|Saturday, August 18, 2001||
NO matter what we do in life — whether it is chasing a career, keeping a house in order, or simply chilling out — there is no escape from that one question we confront ourselves with every morning in the mirror: What must I wear today?
There are no easy answers. For we all know that what we wear, says who we are. And we all want to not only look presentable, but also good. Some of us want to look "even better" than what we actually are. It is from this internal debate that we unconsciously evolve a look that distinctly becomes our style.
options available have made things difficult. We are constantly
swarmed with "latest trends", "great colours" and
"fantastic fits" in ethnic, western and fusion wear... it is
no longer as in the old days when you could put on a salwar-kameez
or wrap a saree around and be at peace with yourself.
As Poornima Das, a design consultant, puts it: "The point is, how far are we prepared to pursue a style? Women wear the most attractive outfits to enhance their personality. The clothes may look great on the outside, but inside, they can get really uncomfortable".
But a film starlet like Amisha Patel can be quite candid about what she wants: "I want my clothes to be very classy. For that is the image I project about myself. I am not concerned how an outfit looks on a model because that might not necessarily suit me. Clean cuts are very important to me".
Amisha acknowledges that carrying a well-accessorised bag might spell class, but it is not her style. "I like accessorising, but only if it does not get into the way of comfort", she explains. "For many others my age, the bag can be useful, even a necessity. But I would rather move around empty-handed!"
The same applies to a cell phone, which could be "in-style" for a college kid, but for his dad it maybe a necessity. Likewise, for a cricketer, a cap or dark glasses can offer the much needed protection from the glare of the sun, but to others these accessories may speak of style.
"Actually, the definition of style is quite flexible", declares Poornima. "For instance, a pair of jeans is considered quite trendy, but what if you do not have the figure or the right attitude to carry it off. The most important thing people tend to overlook is that what looks good on others, might not be so for you".
Nevertheless, there are certain "style checks" professionals like Poornima have drawn up in keeping with the times:
Frivolous as these might seem, the younger generation is taking to them not only to make a statement, but also for the feel-good factor these ‘put-ons’ bring. But then, as model Priyanka Chopra advises: Style is not about showing off the good things of life. Yes, show the good in you, and what is not, hide it!"
Adds Aryan Vaid, a former Mr International: "Being comfortable with yourself is to be in style. Those who are concerned about how others look at them are not really enjoying themselves.Put on a loose pair of jeans, throw on a thin white T-shirt and put on those floaters....That’s being cool!"

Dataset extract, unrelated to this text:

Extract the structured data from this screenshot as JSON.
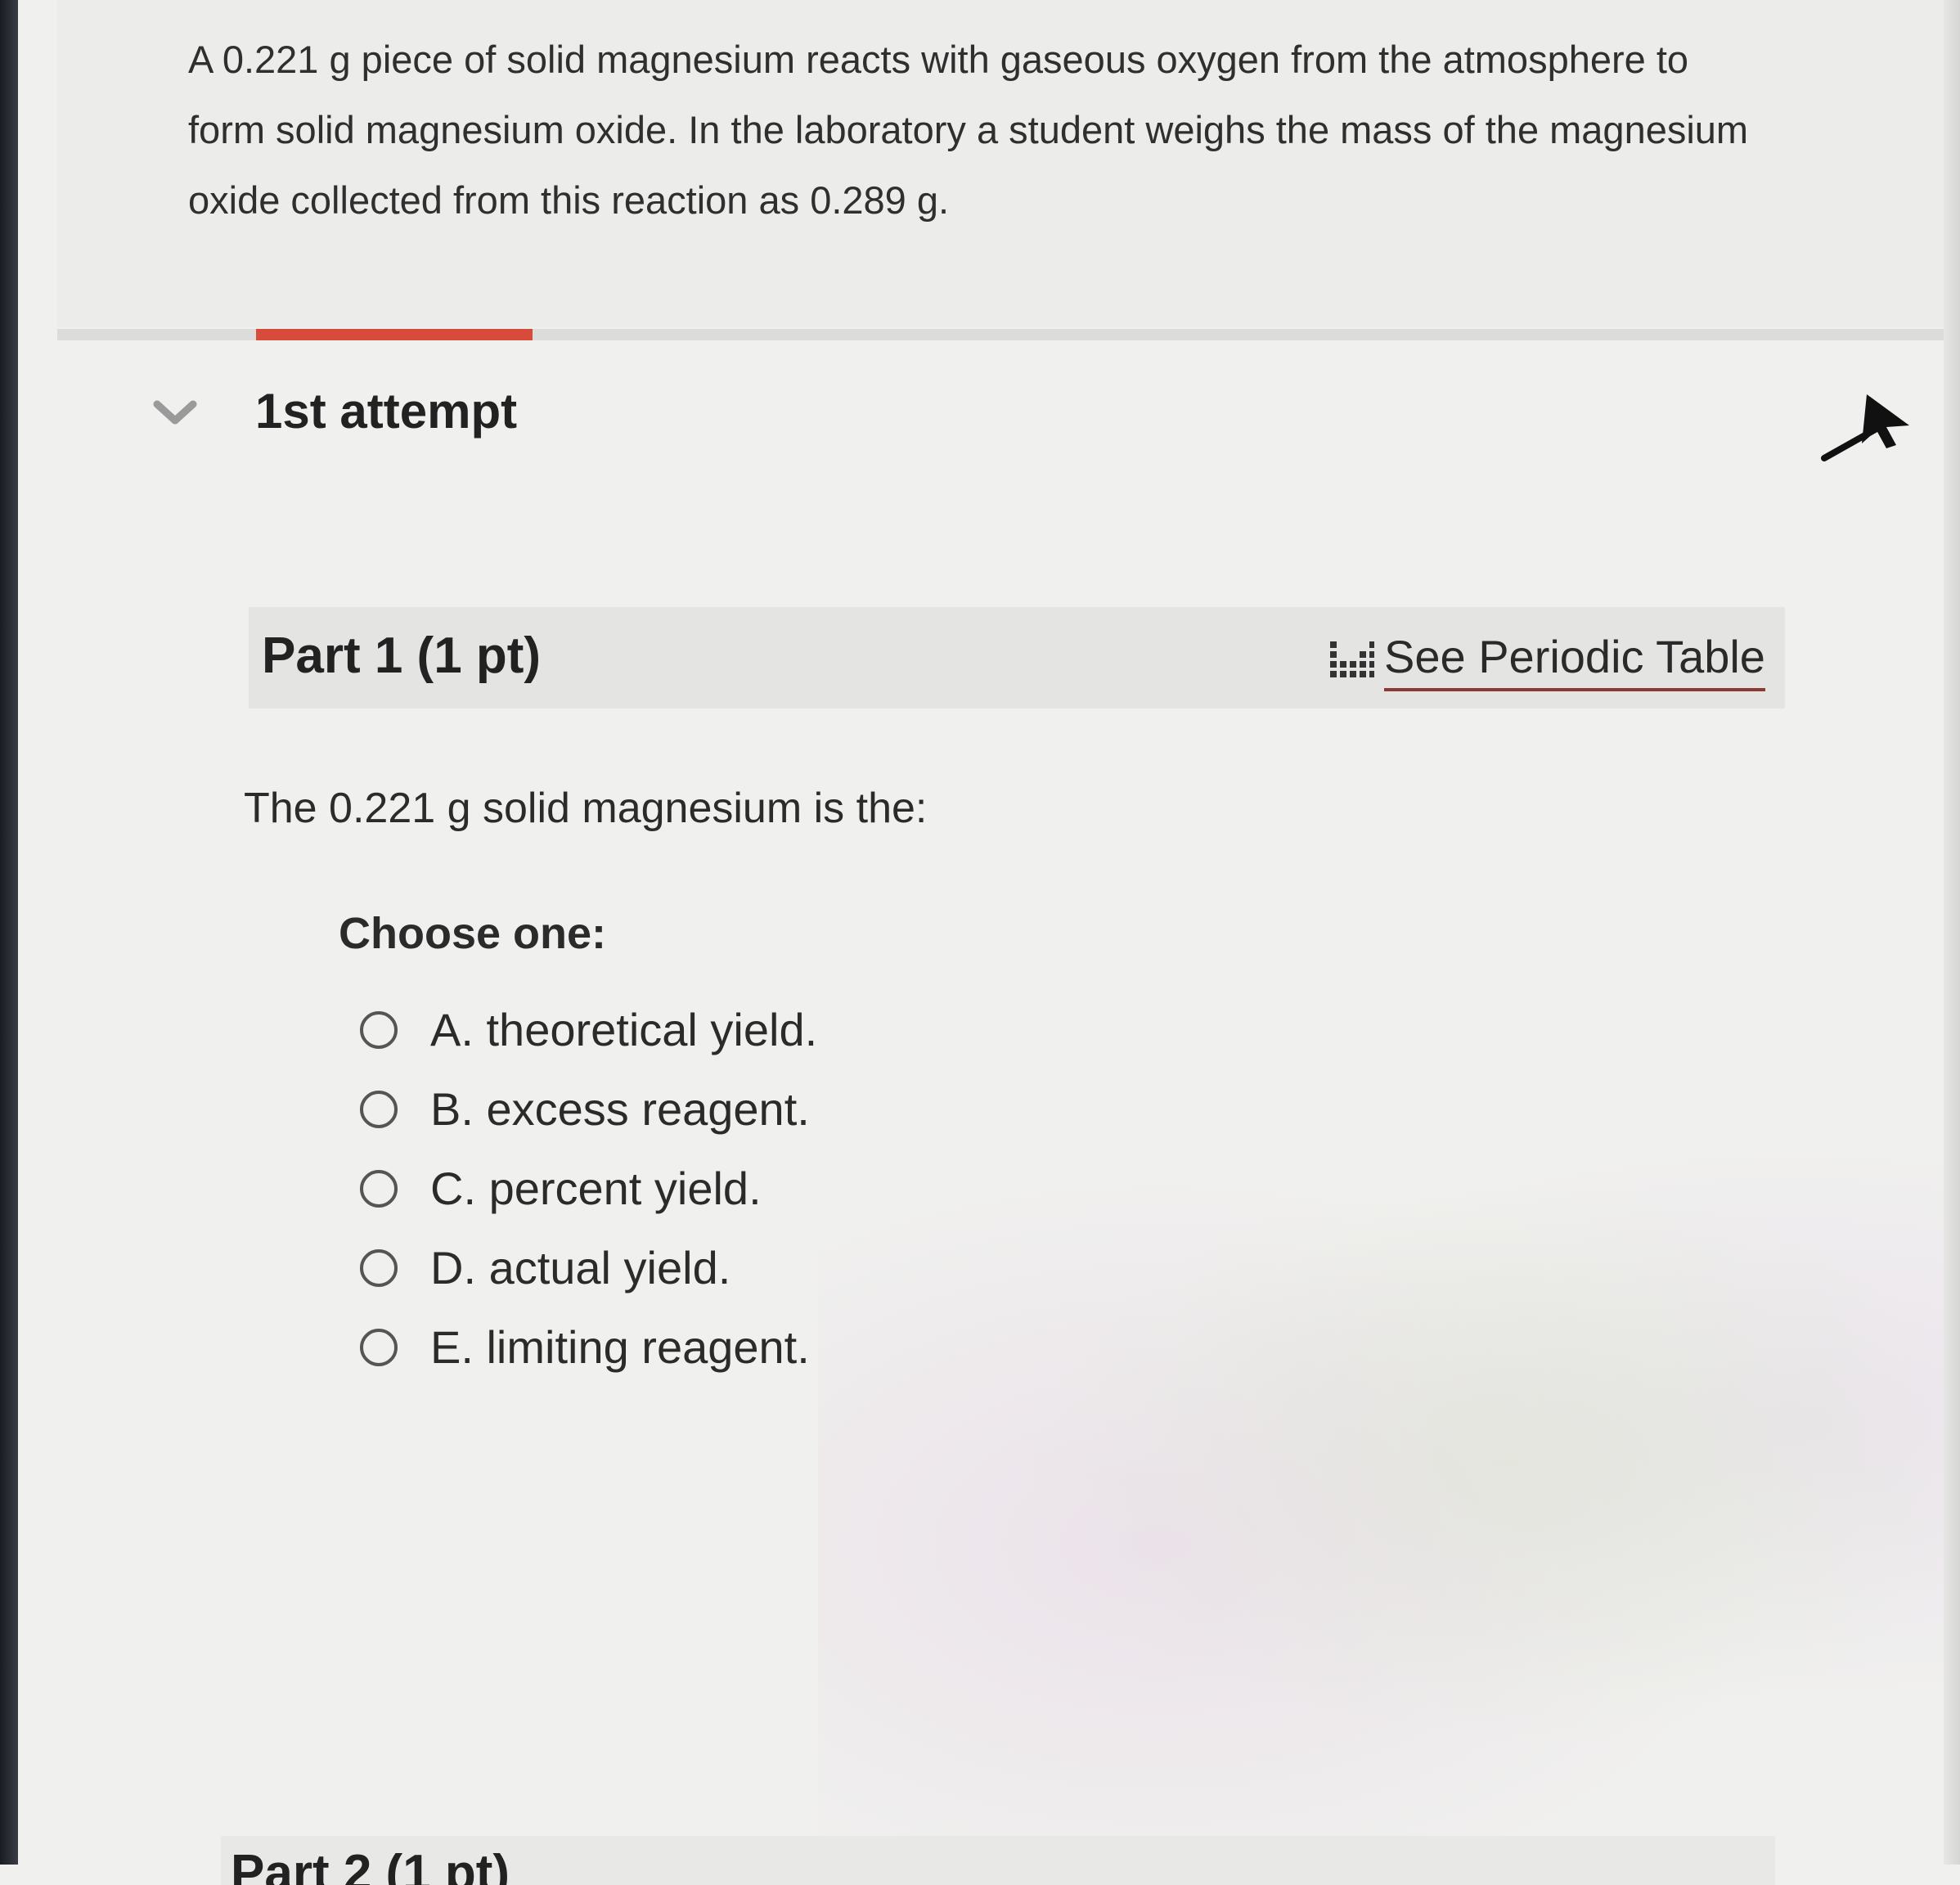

There’s another aspect about dressing that we tend to overlook. The mirror can lie at times. The same black trousers that look great in the mirror could be grey and dusty in the sunlight and the smart leather shoes may not be really as smart — not to mention they’ve made your feet incredibly hot and smelly.
For celebrities though, style can mean another thing. Looking good and glamorous is what the profession demands of them — even as they wouldn’t be able to bend down to pick up a pen lest their clothes fall off! This may sound bizarre, but it is true.
So don’t just follow others. Develop your own style and live by it.